A Long Island couple has been fighting a personal battle for over a decade after their son was diagnosed with a rare, incurable autoimmune disease known as APS Type 1.
Eleven years ago David and Sherri Seyfert watched in horror as their 6-year-old son had a seizure. When they brought young Matthew to the hospital, the doctors diagnosed him with Autoimmune Polyglandular Syndrome Type 1, or APS Type 1.
“APS is an autoimmune condition which is a problem of self-tolerance. Your body just doesn’t recognize that you are not a virus, a bacteria, or a fungus.”
So the body starts to “reject” itself.
This rare autoimmune disease causes fungal infections and Addison's disease. It also doesn’t allow the body to metabolize calcium. Early signs are rashes, de-enamelization of the teeth and seizures.

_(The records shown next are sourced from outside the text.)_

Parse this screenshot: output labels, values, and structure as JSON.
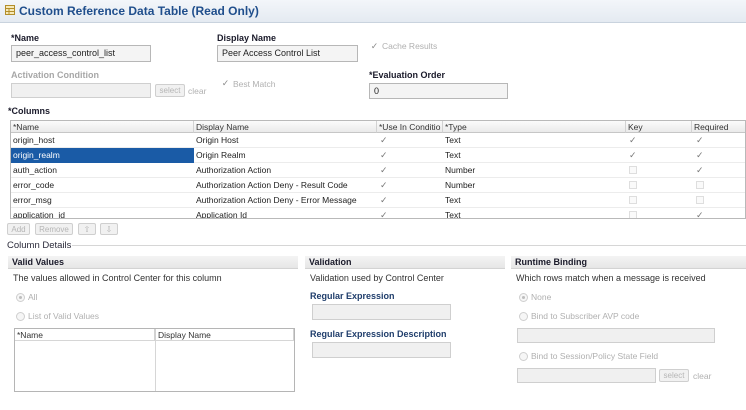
{
  "window": {
    "title": "Custom Reference Data Table (Read Only)"
  },
  "form": {
    "name_label": "*Name",
    "name_value": "peer_access_control_list",
    "display_name_label": "Display Name",
    "display_name_value": "Peer Access Control List",
    "cache_results_label": "Cache Results",
    "activation_condition_label": "Activation Condition",
    "select_label": "select",
    "clear_label": "clear",
    "best_match_label": "Best Match",
    "evaluation_order_label": "*Evaluation Order",
    "evaluation_order_value": "0"
  },
  "columns": {
    "label": "*Columns",
    "headers": [
      "*Name",
      "Display Name",
      "*Use In Conditio",
      "*Type",
      "Key",
      "Required"
    ],
    "rows": [
      {
        "name": "origin_host",
        "display": "Origin Host",
        "use": true,
        "type": "Text",
        "key": true,
        "required": true
      },
      {
        "name": "origin_realm",
        "display": "Origin Realm",
        "use": true,
        "type": "Text",
        "key": true,
        "required": true
      },
      {
        "name": "auth_action",
        "display": "Authorization Action",
        "use": true,
        "type": "Number",
        "key": false,
        "required": true
      },
      {
        "name": "error_code",
        "display": "Authorization Action Deny - Result Code",
        "use": true,
        "type": "Number",
        "key": false,
        "required": false
      },
      {
        "name": "error_msg",
        "display": "Authorization Action Deny - Error Message",
        "use": true,
        "type": "Text",
        "key": false,
        "required": false
      },
      {
        "name": "application_id",
        "display": "Application Id",
        "use": true,
        "type": "Text",
        "key": false,
        "required": true
      }
    ],
    "selected_row": 1,
    "add_label": "Add",
    "remove_label": "Remove"
  },
  "column_details": {
    "label": "Column Details",
    "valid_values": {
      "header": "Valid Values",
      "desc": "The values allowed in Control Center for this column",
      "opt_all": "All",
      "opt_list": "List of Valid Values",
      "table_headers": [
        "*Name",
        "Display Name"
      ]
    },
    "validation": {
      "header": "Validation",
      "desc": "Validation used by Control Center",
      "regex_label": "Regular Expression",
      "regex_desc_label": "Regular Expression Description"
    },
    "runtime": {
      "header": "Runtime Binding",
      "desc": "Which rows match when a message is received",
      "opt_none": "None",
      "opt_avp": "Bind to Subscriber AVP code",
      "opt_session": "Bind to Session/Policy State Field",
      "select_label": "select",
      "clear_label": "clear"
    }
  }
}
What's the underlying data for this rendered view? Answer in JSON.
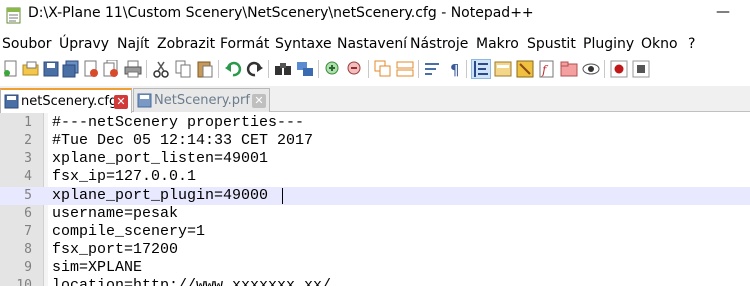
{
  "window": {
    "title": "D:\\X-Plane 11\\Custom Scenery\\NetScenery\\netScenery.cfg - Notepad++",
    "minimize_label": "—"
  },
  "menu": [
    "Soubor",
    "Úpravy",
    "Najít",
    "Zobrazit",
    "Formát",
    "Syntaxe",
    "Nastavení",
    "Nástroje",
    "Makro",
    "Spustit",
    "Pluginy",
    "Okno",
    "?"
  ],
  "toolbar": {
    "icons": [
      "new-file-icon",
      "open-file-icon",
      "save-icon",
      "save-all-icon",
      "close-icon",
      "close-all-icon",
      "print-icon",
      "cut-icon",
      "copy-icon",
      "paste-icon",
      "undo-icon",
      "redo-icon",
      "find-icon",
      "replace-icon",
      "zoom-in-icon",
      "zoom-out-icon",
      "sync-vertical-icon",
      "sync-horizontal-icon",
      "word-wrap-icon",
      "show-all-chars-icon",
      "indent-guide-icon",
      "user-language-icon",
      "document-map-icon",
      "function-list-icon",
      "folder-workspace-icon",
      "monitoring-icon",
      "record-macro-icon",
      "stop-macro-icon"
    ]
  },
  "tabs": [
    {
      "label": "netScenery.cfg",
      "active": true,
      "close": "✕"
    },
    {
      "label": "NetScenery.prf",
      "active": false,
      "close": "✕"
    }
  ],
  "editor": {
    "current_line": 5,
    "lines": [
      {
        "num": "1",
        "text": "#---netScenery properties---"
      },
      {
        "num": "2",
        "text": "#Tue Dec 05 12:14:33 CET 2017"
      },
      {
        "num": "3",
        "text": "xplane_port_listen=49001"
      },
      {
        "num": "4",
        "text": "fsx_ip=127.0.0.1"
      },
      {
        "num": "5",
        "text": "xplane_port_plugin=49000"
      },
      {
        "num": "6",
        "text": "username=pesak"
      },
      {
        "num": "7",
        "text": "compile_scenery=1"
      },
      {
        "num": "8",
        "text": "fsx_port=17200"
      },
      {
        "num": "9",
        "text": "sim=XPLANE"
      },
      {
        "num": "10",
        "text": "location=http://www.xxxxxxx.xx/"
      }
    ]
  },
  "colors": {
    "current_line": "#e8e8ff",
    "active_tab_accent": "#f0a030",
    "close_active": "#d23a3a"
  }
}
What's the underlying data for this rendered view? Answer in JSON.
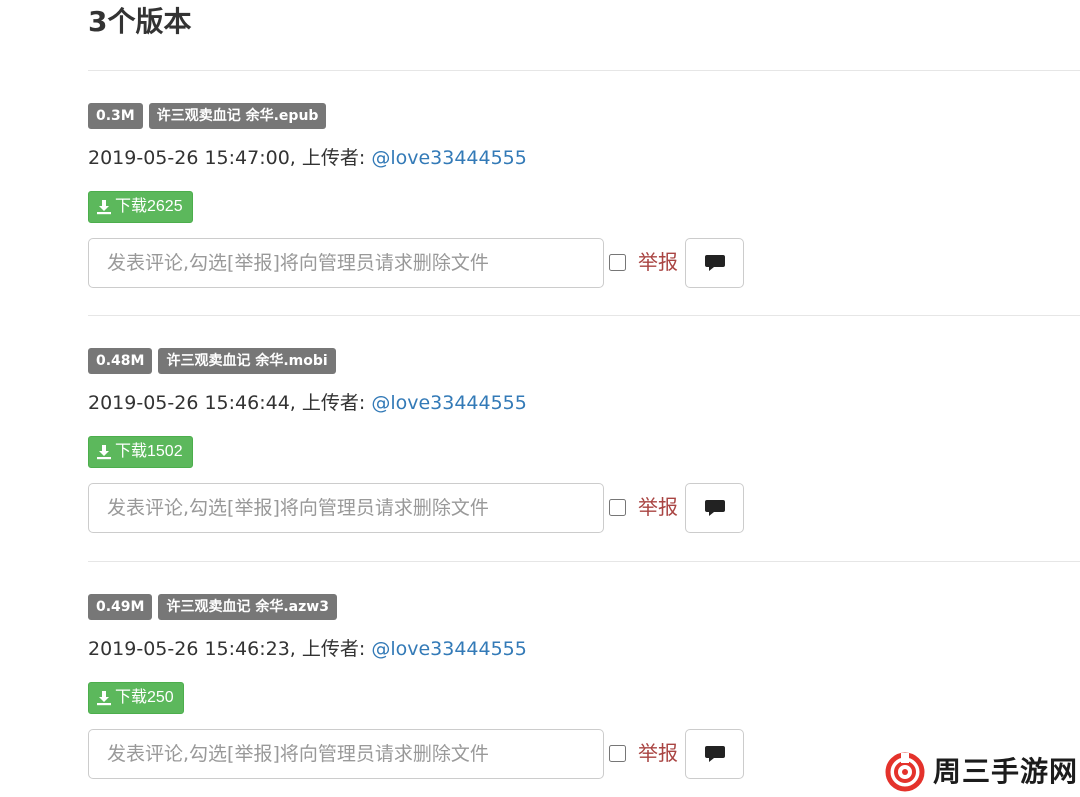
{
  "header": {
    "title": "3个版本"
  },
  "versions": [
    {
      "size": "0.3M",
      "filename": "许三观卖血记 余华.epub",
      "timestamp": "2019-05-26 15:47:00, 上传者: ",
      "uploader": "@love33444555",
      "download_label": "下载2625",
      "comment_placeholder": "发表评论,勾选[举报]将向管理员请求删除文件",
      "report_label": "举报"
    },
    {
      "size": "0.48M",
      "filename": "许三观卖血记 余华.mobi",
      "timestamp": "2019-05-26 15:46:44, 上传者: ",
      "uploader": "@love33444555",
      "download_label": "下载1502",
      "comment_placeholder": "发表评论,勾选[举报]将向管理员请求删除文件",
      "report_label": "举报"
    },
    {
      "size": "0.49M",
      "filename": "许三观卖血记 余华.azw3",
      "timestamp": "2019-05-26 15:46:23, 上传者: ",
      "uploader": "@love33444555",
      "download_label": "下载250",
      "comment_placeholder": "发表评论,勾选[举报]将向管理员请求删除文件",
      "report_label": "举报"
    }
  ],
  "watermark": {
    "text": "周三手游网"
  },
  "icons": {
    "download": "download-icon",
    "comment": "comment-icon",
    "logo": "spiral-logo-icon"
  },
  "colors": {
    "badge": "#777777",
    "link": "#337ab7",
    "download": "#5cb85c",
    "report": "#a94442",
    "logo": "#e4322b"
  }
}
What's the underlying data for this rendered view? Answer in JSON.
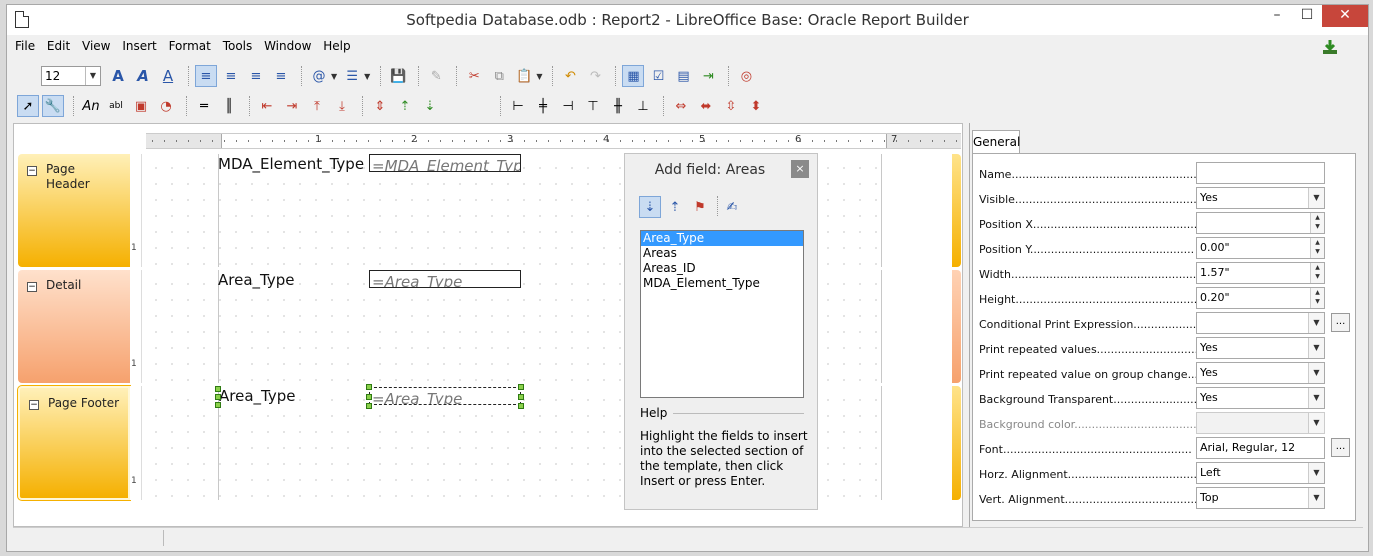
{
  "window": {
    "title": "Softpedia Database.odb : Report2 - LibreOffice Base: Oracle Report Builder"
  },
  "menu": [
    "File",
    "Edit",
    "View",
    "Insert",
    "Format",
    "Tools",
    "Window",
    "Help"
  ],
  "toolbar": {
    "font_size": "12"
  },
  "ruler": [
    "1",
    "2",
    "3",
    "4",
    "5",
    "6",
    "7"
  ],
  "sections": {
    "header": {
      "label": "Page Header",
      "field_label": "MDA_Element_Type",
      "field_value": "=MDA_Element_Type",
      "vruler": "1"
    },
    "detail": {
      "label": "Detail",
      "field_label": "Area_Type",
      "field_value": "=Area_Type",
      "vruler": "1"
    },
    "footer": {
      "label": "Page Footer",
      "field_label": "Area_Type",
      "field_value": "=Area_Type",
      "vruler": "1"
    }
  },
  "add_field": {
    "title": "Add field: Areas",
    "close": "×",
    "fields": [
      "Area_Type",
      "Areas",
      "Areas_ID",
      "MDA_Element_Type"
    ],
    "help_heading": "Help",
    "help_text": "Highlight the fields to insert into the selected section of the template, then click Insert or press Enter."
  },
  "properties": {
    "tab": "General",
    "rows": [
      {
        "label": "Name.....................................................",
        "value": ""
      },
      {
        "label": "Visible....................................................",
        "value": "Yes"
      },
      {
        "label": "Position X...............................................",
        "value": ""
      },
      {
        "label": "Position Y...............................................",
        "value": "0.00\""
      },
      {
        "label": "Width.....................................................",
        "value": "1.57\""
      },
      {
        "label": "Height....................................................",
        "value": "0.20\""
      },
      {
        "label": "Conditional Print Expression........................",
        "value": ""
      },
      {
        "label": "Print repeated values.................................",
        "value": "Yes"
      },
      {
        "label": "Print repeated value on group change...",
        "value": "Yes"
      },
      {
        "label": "Background Transparent...........................",
        "value": "Yes"
      },
      {
        "label": "Background color...........................................",
        "value": ""
      },
      {
        "label": "Font......................................................",
        "value": "Arial, Regular, 12"
      },
      {
        "label": "Horz. Alignment........................................",
        "value": "Left"
      },
      {
        "label": "Vert. Alignment.........................................",
        "value": "Top"
      }
    ]
  }
}
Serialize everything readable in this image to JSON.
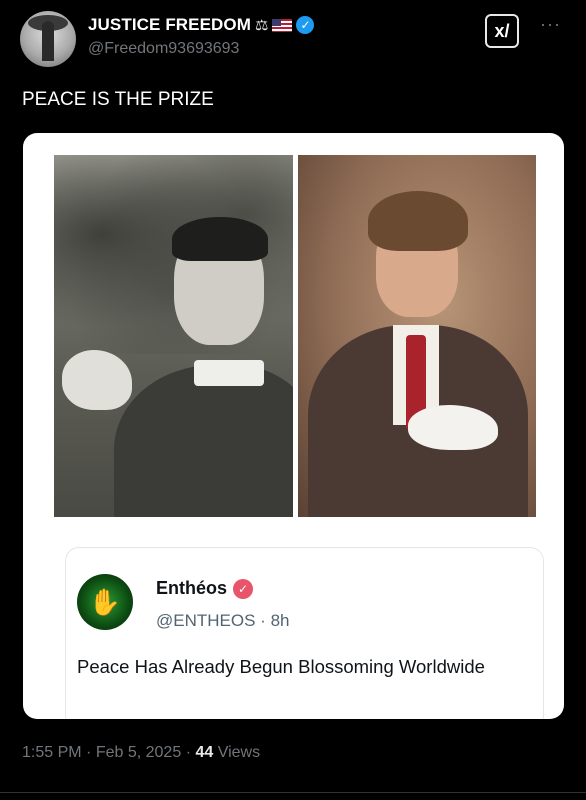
{
  "author": {
    "name": "JUSTICE FREEDOM",
    "name_emojis": [
      "scales-icon",
      "us-flag-icon"
    ],
    "handle": "@Freedom93693693",
    "verified": true,
    "verified_color": "#1d9bf0"
  },
  "header_actions": {
    "grok_label": "x/",
    "more_label": "···"
  },
  "tweet": {
    "text": "PEACE IS THE PRIZE",
    "images": [
      "portrait-man-with-dove-bw",
      "portrait-man-in-suit-with-dove"
    ]
  },
  "quoted": {
    "name": "Enthéos",
    "handle": "@ENTHEOS",
    "time": "8h",
    "separator": "·",
    "badge_color": "#e8556a",
    "text": "Peace Has Already Begun Blossoming Worldwide"
  },
  "footer": {
    "time": "1:55 PM",
    "date": "Feb 5, 2025",
    "views_count": "44",
    "views_label": "Views",
    "separator": "·"
  }
}
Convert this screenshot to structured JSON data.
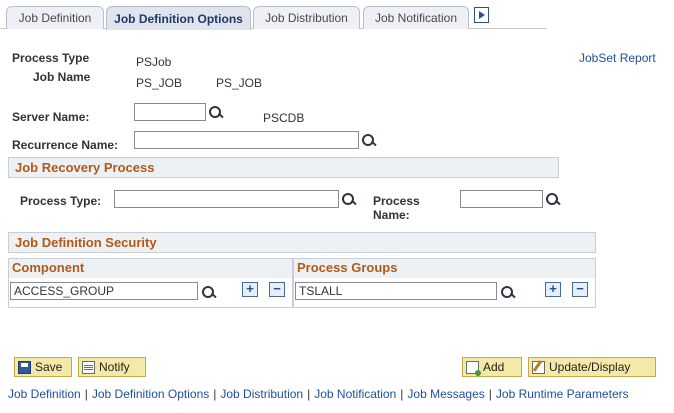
{
  "tabs": [
    {
      "label": "Job Definition"
    },
    {
      "label": "Job Definition Options"
    },
    {
      "label": "Job Distribution"
    },
    {
      "label": "Job Notification"
    }
  ],
  "header": {
    "process_type_label": "Process Type",
    "process_type_value": "PSJob",
    "job_name_label": "Job Name",
    "job_name_value": "PS_JOB",
    "job_name_desc": "PS_JOB",
    "jobset_report_link": "JobSet Report"
  },
  "server": {
    "label": "Server Name:",
    "value": "",
    "desc": "PSCDB"
  },
  "recurrence": {
    "label": "Recurrence Name:",
    "value": ""
  },
  "recovery": {
    "title": "Job Recovery Process",
    "process_type_label": "Process Type:",
    "process_type_value": "",
    "process_name_label_1": "Process",
    "process_name_label_2": "Name:",
    "process_name_value": ""
  },
  "security": {
    "title": "Job Definition Security",
    "component_header": "Component",
    "component_value": "ACCESS_GROUP",
    "groups_header": "Process Groups",
    "groups_value": "TSLALL",
    "add_row": "+",
    "delete_row": "−"
  },
  "buttons": {
    "save": "Save",
    "notify": "Notify",
    "add": "Add",
    "update": "Update/Display"
  },
  "footer_links": [
    "Job Definition",
    "Job Definition Options",
    "Job Distribution",
    "Job Notification",
    "Job Messages",
    "Job Runtime Parameters"
  ]
}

Often because of its many symptoms it takes a decade to diagnose. But Matthew got a break. He was correctly diagnosed within 48 hours. But that still doesn’t make it any easier.
“APS is a tough, tough hand to have been dealt, you know. Things just stop working on your child. You know, and you never know when, you never know what it’s going to be. And you know it’s this constant adjustment, you know, and if you focus on those kind of things, it’s tough to get out of bed.”
But instead, David and Sherri focused on finding a cure. They began connecting with experts worldwide and in 11 years, with the help of Todd and Heather Talarico whose daughter Gaby also has APS Type 1, they raised $500,000 for research grants.
The two families started a non-profit foundation that will sponsor its second international symposium that will run through Saturday at Stony Brook University. Sherri hopes this symposium will result in quicker diagnoses for all children so no one has to suffer on wrong medications and risk their internal organs being permanently damaged.
“We’d like for researchers, clinicians physicians to be able to recognize APS Type 1 when it first presents in young children rather than waiting the 10 years sometimes to possibly get diagnosed.”
At the symposium, researchers will develop best practices on ways to manage this disease.
Matthew is now 17 and just finished up his junior year of high school. However, he continues to deal with multiple hospitalizations. Regardless, he tries to live a normal life. He’s looking into colleges and he deals with new medications and symptoms as they become his new norm.